Since the stimulus checks are an advance refund of a tax credit, they do not represent taxable income to the recipient.

Do the Recovery Rebate and Emergency Aid Affect Aid Eligibility?

The recovery rebate and emergency financial aid funds from government sources do not affect the student’s eligibility for college financial aid. Emergency financial aid funds from other sources, however, may affect the student’s aid eligibility.

The CARES Act allows colleges to transfer unused Federal Work-Study funding into the Federal Supplemental Educational Opportunity Grant (FSEOG) program. Section 3504 of the CARES Act allows colleges to use FSEOG funding to award “emergency financial aid grants to assist undergraduate or graduate students for unexpected expenses and unmet financial need” up to the amount of the maximum Federal Pell Grant.

Section 18004 of the CARES Act establishes the Higher Education Emergency Relief Fund to provide about $14 billion in funding to colleges and universities. At least half of this money must be used to provide “emergency financial aid grants to students for expenses related to the disruption of campus operations due to coronavirus (including eligible expenses under a student’s cost of attendance, such as food, housing, course materials, technology, health care, and child care).”

The CARES Act includes a special rule that the emergency financial aid grants to students under section 3504 of the CARES Act will not be treated as “other financial assistance” in the federal financial aid formula.
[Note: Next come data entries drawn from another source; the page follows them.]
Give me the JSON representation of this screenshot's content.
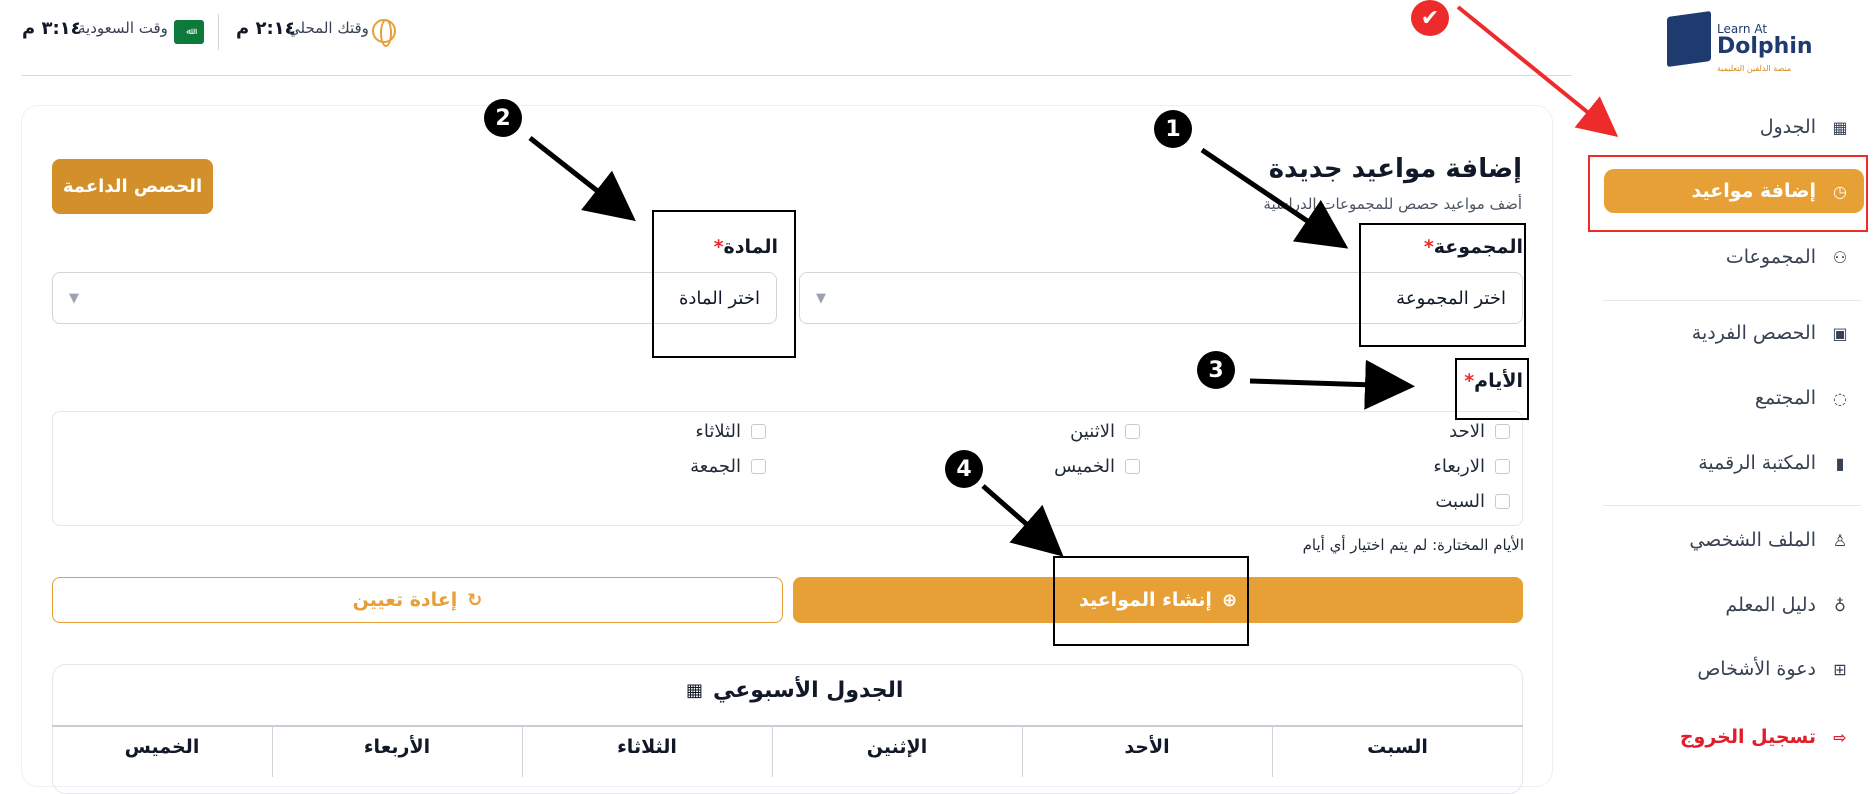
{
  "header": {
    "saudi_label": "وقت السعودية",
    "saudi_time": "٣:١٤ م",
    "local_label": "وقتك المحلي",
    "local_time": "٢:١٤ م",
    "flag_text": "ﷲ"
  },
  "logo": {
    "line1": "Learn At",
    "line2": "Dolphin",
    "line3": "منصة الدلفين التعليمية"
  },
  "sidebar": {
    "items": [
      {
        "label": "الجدول",
        "icon": "calendar-icon"
      },
      {
        "label": "إضافة مواعيد",
        "icon": "clock-icon"
      },
      {
        "label": "المجموعات",
        "icon": "users-icon"
      },
      {
        "label": "الحصص الفردية",
        "icon": "user-screen-icon"
      },
      {
        "label": "المجتمع",
        "icon": "chat-icon"
      },
      {
        "label": "المكتبة الرقمية",
        "icon": "book-icon"
      },
      {
        "label": "الملف الشخصي",
        "icon": "user-icon"
      },
      {
        "label": "دليل المعلم",
        "icon": "bulb-icon"
      },
      {
        "label": "دعوة الأشخاص",
        "icon": "gift-icon"
      },
      {
        "label": "تسجيل الخروج",
        "icon": "logout-icon"
      }
    ]
  },
  "main": {
    "title": "إضافة مواعيد جديدة",
    "subtitle": "أضف مواعيد حصص للمجموعات الدراسية",
    "support_button": "الحصص الداعمة",
    "group_label": "المجموعة",
    "group_placeholder": "اختر المجموعة",
    "subject_label": "المادة",
    "subject_placeholder": "اختر المادة",
    "required_mark": "*",
    "days_label": "الأيام",
    "days": [
      "الاحد",
      "الاثنين",
      "الثلاثاء",
      "الاربعاء",
      "الخميس",
      "الجمعة",
      "السبت"
    ],
    "selected_days_text": "الأيام المختارة: لم يتم اختيار أي أيام",
    "create_button": "إنشاء المواعيد",
    "reset_button": "إعادة تعيين",
    "weekly_title": "الجدول الأسبوعي",
    "table_headers": [
      "السبت",
      "الأحد",
      "الإثنين",
      "الثلاثاء",
      "الأربعاء",
      "الخميس"
    ]
  },
  "annotations": {
    "steps": [
      "1",
      "2",
      "3",
      "4"
    ]
  },
  "colors": {
    "accent": "#e6a035",
    "danger": "#ee2b2b",
    "brand": "#1e3a6e"
  }
}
There is no similar language in section 18004 of the CARES Act.

However, the U.S. Department of Education issued updated guidance on April 3, 2020 concerning the impact of the pandemic on higher education.

In particular, the guidance states that government emergency financial aid funds will not affect the recipient’s expected family contribution (EFC) and therefore will not affect eligibility for need-based financial aid.

Need Analysis

Any aid (in the form of grants or low-interest loans) received by victims of an emergency from a federal or state entity for the purpose of providing financial relief is not counted as income for calculating a family’s Expected Family Contribution (EFC) under the Federal Methodology or as estimated financial assistance for packaging purposes.

This applies to emergency financial aid funds provided in both sections 3504 and 18004 of the CARES Act, as well as the recovery rebate checks.

Only emergency financial aid funds from federal and state government sources are excluded from need analysis. Emergency financial aid funds from another sources, such as a college or university, still counts as estimated financial assistance (EFA) and will reduce the student’s eligibility for need-based financial aid.

In addition, scholarships and grants used for living expenses remain taxable.

Do Room and Board Refunds Reduce Aid Eligibility?

Room and board refunds will not affect the student’s eligibility for need-based financial aid during the current semester, but might affect aid eligibility next year if the refund is provided in the form of a credit or voucher for future college costs.

The U.S. Department of Education issued guidance on March 20, 2020 that specifies that a college is not required to change the student’s current cost of attendance and eligibility for federal student aid funds if the college provides a full or partial refund of room and board charges, tuition and fees or other institutional charges.

If the refund results in a credit balance in the student’s account, the college must disburse the credit balance to the student or parent within 14 days.

However, if the college issues this refund in the form of a credit or voucher toward charges in a subsequent academic term, the credit must be considered to be estimated financial assistance (EFA). This EFA will reduce the student’s eligibility for need-based financial aid during that term.

A good place to start:

See the best 529 plans, personalized for you